At surface viewing, "Three Colors: Red" may look like your typical film by way of how it tackles love and existence at different viewpoints, sometimes in bliss, sometimes in pain. But Kieslowski has created his characters to fit an urgent inevitability to unconsciously interconnect. In this idea of intertwining of fates, Kieslowski has already gave us a tease by mistakenly letting Julie (from "Three Colors: Blue") enter the courtroom where the divorce trial between Karol and Dominique is taking place in the beginning of "Three Colors: White". There's also the hunched old lady (who appeared in all three films) immersed in a mundane difficulty: The camera and the characters always catch her laboriously trying to put an empty bottle inside a trash bin; a prominent figure in the whole trilogy that has been, in a way, the barometer of the protagonists' characters. (Julie merely looked at her in puzzled sadness while Karol minutely smirked at her predicament. Only Valentine has the basic courtesy to help her put the bottle in the bin).
In this film, it has truly, as they say, come in full circle.
But not in the way how a generic ensemble film may. Sure, the film may have discoursed about the general outlook of love by way of those two (bliss and pain) extremes, but the film is a minuscule observation of love and life at the same time as it is a far-reaching, 'what if' meditation on time . In the end, "Three Colors: Red" relies on the singular choices and plans of its characters instead of giving the responsibility to an invisibly omniscient hand to move the likes of Valentine and the judge as if indifferent chess pieces. And for that, the film was uniquely pragmatic.

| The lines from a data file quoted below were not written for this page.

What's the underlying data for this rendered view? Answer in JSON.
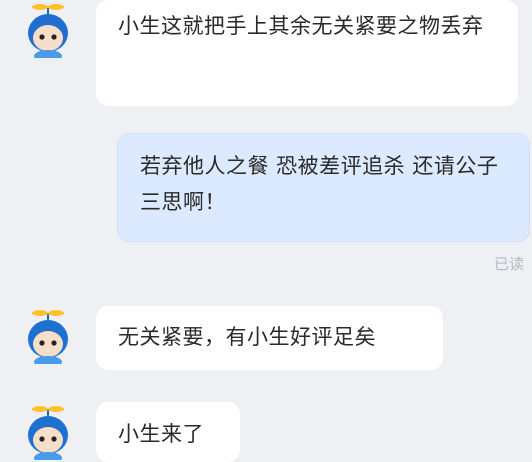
{
  "chat": {
    "messages": [
      {
        "sender": "other",
        "text": "小生这就把手上其余无关紧要之物丢弃"
      },
      {
        "sender": "me",
        "text": "若弃他人之餐 恐被差评追杀 还请公子三思啊！"
      },
      {
        "sender": "other",
        "text": "无关紧要，有小生好评足矣"
      },
      {
        "sender": "other",
        "text": "小生来了"
      }
    ],
    "read_status": "已读"
  },
  "colors": {
    "background": "#eef0f4",
    "incoming_bubble": "#ffffff",
    "outgoing_bubble": "#dceaff",
    "avatar_hair": "#1f6fd0",
    "avatar_body": "#4a9be8"
  },
  "icons": {
    "avatar": "propeller-hat-mascot-avatar"
  }
}
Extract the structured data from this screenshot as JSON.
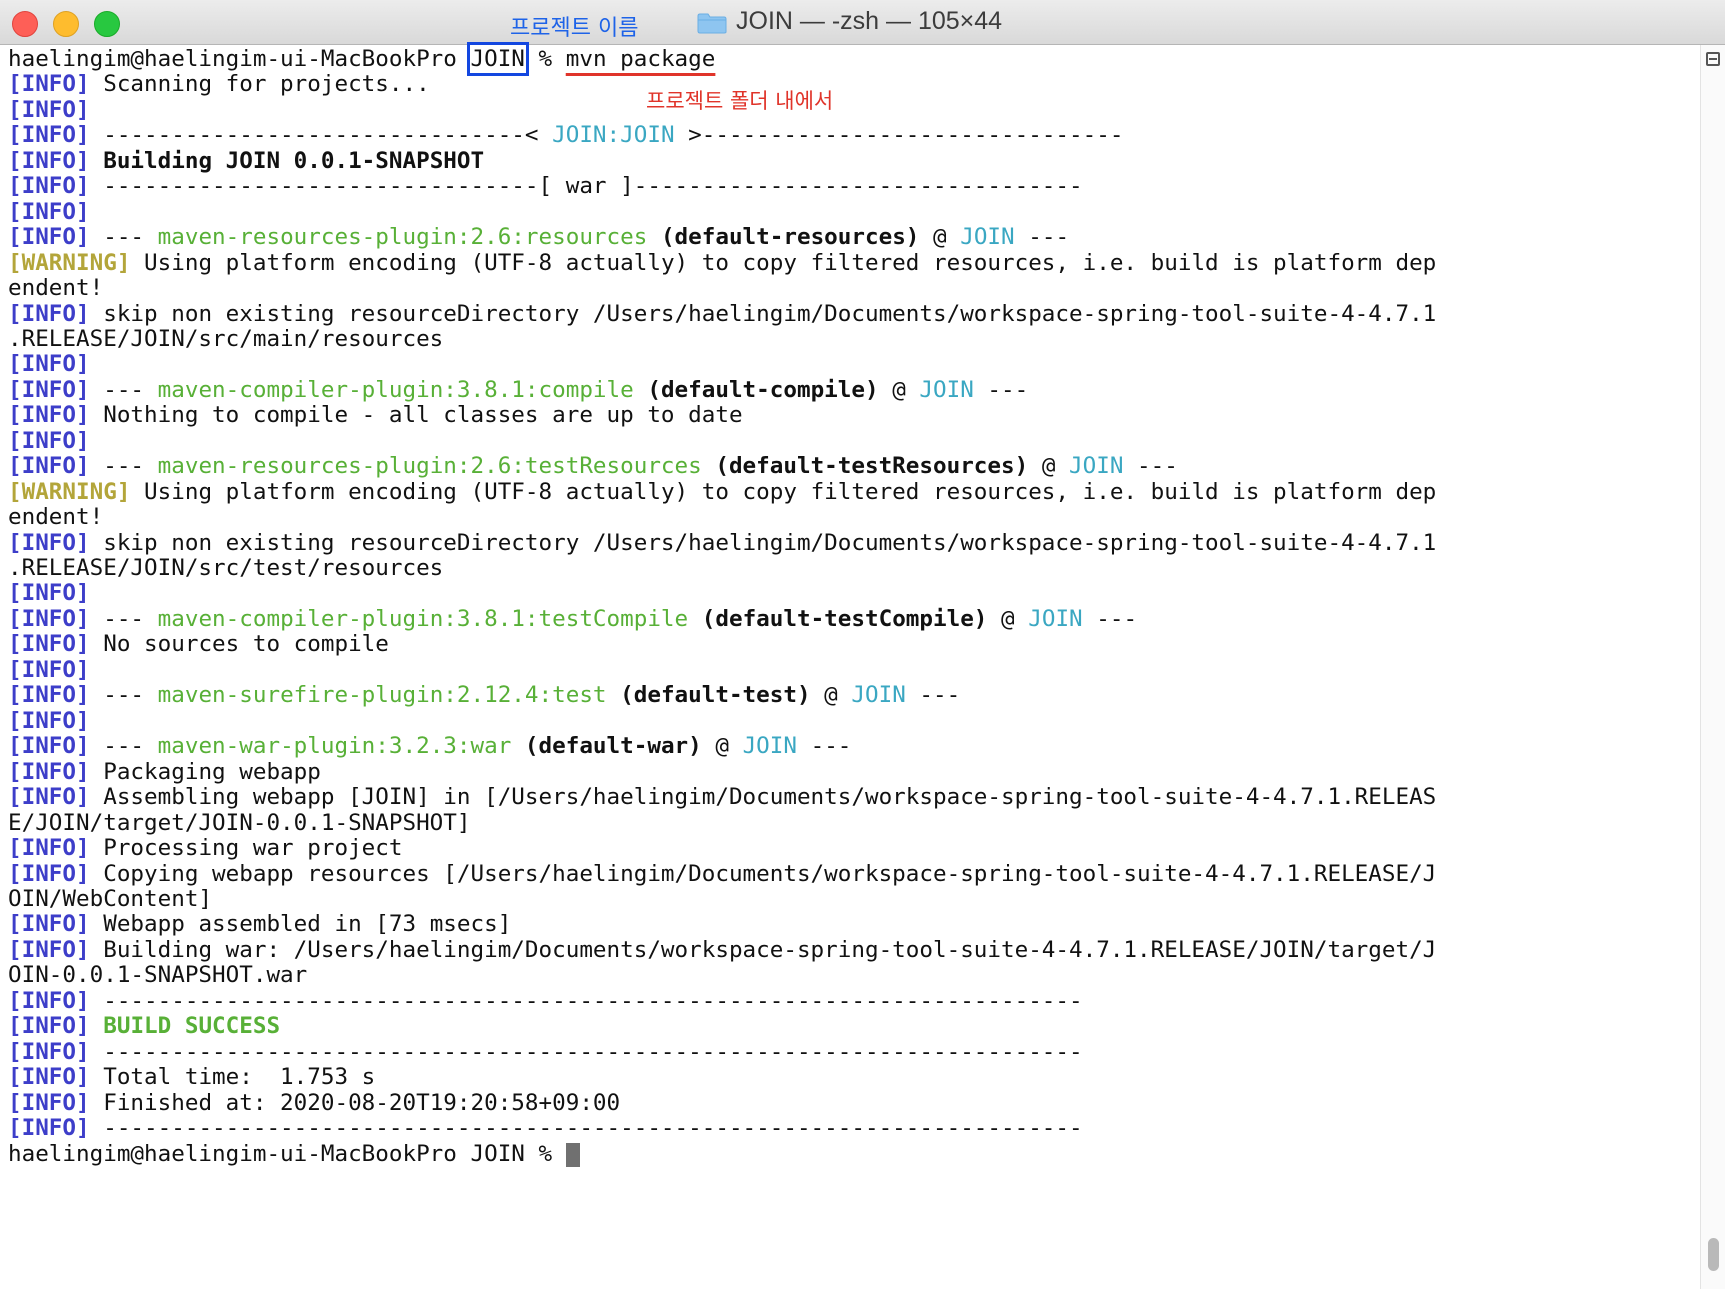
{
  "window": {
    "title": "JOIN — -zsh — 105×44",
    "annotation_project_name": "프로젝트 이름",
    "annotation_in_project_folder": "프로젝트 폴더 내에서"
  },
  "colors": {
    "info_tag": "#3d3ec9",
    "warning_tag": "#b3a53a",
    "plugin_green": "#58b037",
    "project_cyan": "#3aa7c2",
    "annotation_blue": "#1e63e8",
    "annotation_red": "#e0342a"
  },
  "terminal": {
    "prompt_user": "haelingim@haelingim-ui-MacBookPro ",
    "prompt_dir": "JOIN",
    "prompt_sign": " % ",
    "command": "mvn package",
    "lines": {
      "info": "[INFO]",
      "warning": "[WARNING]",
      "l1": " Scanning for projects...",
      "sep_a_left": " -------------------------------< ",
      "sep_a_mid": "JOIN:JOIN",
      "sep_a_right": " >-------------------------------",
      "building": " Building JOIN 0.0.1-SNAPSHOT",
      "sep_b": " --------------------------------[ war ]---------------------------------",
      "dash3": " --- ",
      "plugin_resources": "maven-resources-plugin:2.6:resources",
      "exec_resources": " (default-resources)",
      "at": " @ ",
      "project": "JOIN",
      "dash3_end": " ---",
      "warn_encoding": " Using platform encoding (UTF-8 actually) to copy filtered resources, i.e. build is platform dep",
      "warn_encoding_cont": "endent!",
      "skip_main": " skip non existing resourceDirectory /Users/haelingim/Documents/workspace-spring-tool-suite-4-4.7.1",
      "skip_main_cont": ".RELEASE/JOIN/src/main/resources",
      "plugin_compile": "maven-compiler-plugin:3.8.1:compile",
      "exec_compile": " (default-compile)",
      "nothing_compile": " Nothing to compile - all classes are up to date",
      "plugin_test_resources": "maven-resources-plugin:2.6:testResources",
      "exec_test_resources": " (default-testResources)",
      "skip_test": " skip non existing resourceDirectory /Users/haelingim/Documents/workspace-spring-tool-suite-4-4.7.1",
      "skip_test_cont": ".RELEASE/JOIN/src/test/resources",
      "plugin_test_compile": "maven-compiler-plugin:3.8.1:testCompile",
      "exec_test_compile": " (default-testCompile)",
      "no_sources": " No sources to compile",
      "plugin_surefire": "maven-surefire-plugin:2.12.4:test",
      "exec_test": " (default-test)",
      "plugin_war": "maven-war-plugin:3.2.3:war",
      "exec_war": " (default-war)",
      "packaging": " Packaging webapp",
      "assembling": " Assembling webapp [JOIN] in [/Users/haelingim/Documents/workspace-spring-tool-suite-4-4.7.1.RELEAS",
      "assembling_cont": "E/JOIN/target/JOIN-0.0.1-SNAPSHOT]",
      "processing": " Processing war project",
      "copying": " Copying webapp resources [/Users/haelingim/Documents/workspace-spring-tool-suite-4-4.7.1.RELEASE/J",
      "copying_cont": "OIN/WebContent]",
      "assembled": " Webapp assembled in [73 msecs]",
      "building_war": " Building war: /Users/haelingim/Documents/workspace-spring-tool-suite-4-4.7.1.RELEASE/JOIN/target/J",
      "building_war_cont": "OIN-0.0.1-SNAPSHOT.war",
      "sep_long": " ------------------------------------------------------------------------",
      "build_success": "BUILD SUCCESS",
      "total_time": " Total time:  1.753 s",
      "finished_at": " Finished at: 2020-08-20T19:20:58+09:00",
      "final_prompt": "haelingim@haelingim-ui-MacBookPro JOIN % "
    }
  }
}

After 'liberty' and 'equality' were tackled through individualistic perspectives by way of Julie and Karol in the two previous films, "Three Colors: Red" was able to brilliantly put these stories, stories of people striving through all too human flaws, in a holistic harmony even in the midst of a tragedy. This may very well be the significance of 'fraternity' in the whole film, but "Three Colors: Red" is also quite aware of another infinitely more transcendent thing: destiny. Again, with its fascinating visionary depth and articulate human drama, "Three Colors: Red" is the best film in the trilogy, and is also a fitting swan song for Krzysztof Kieslowski, who sadly passed away far too soon.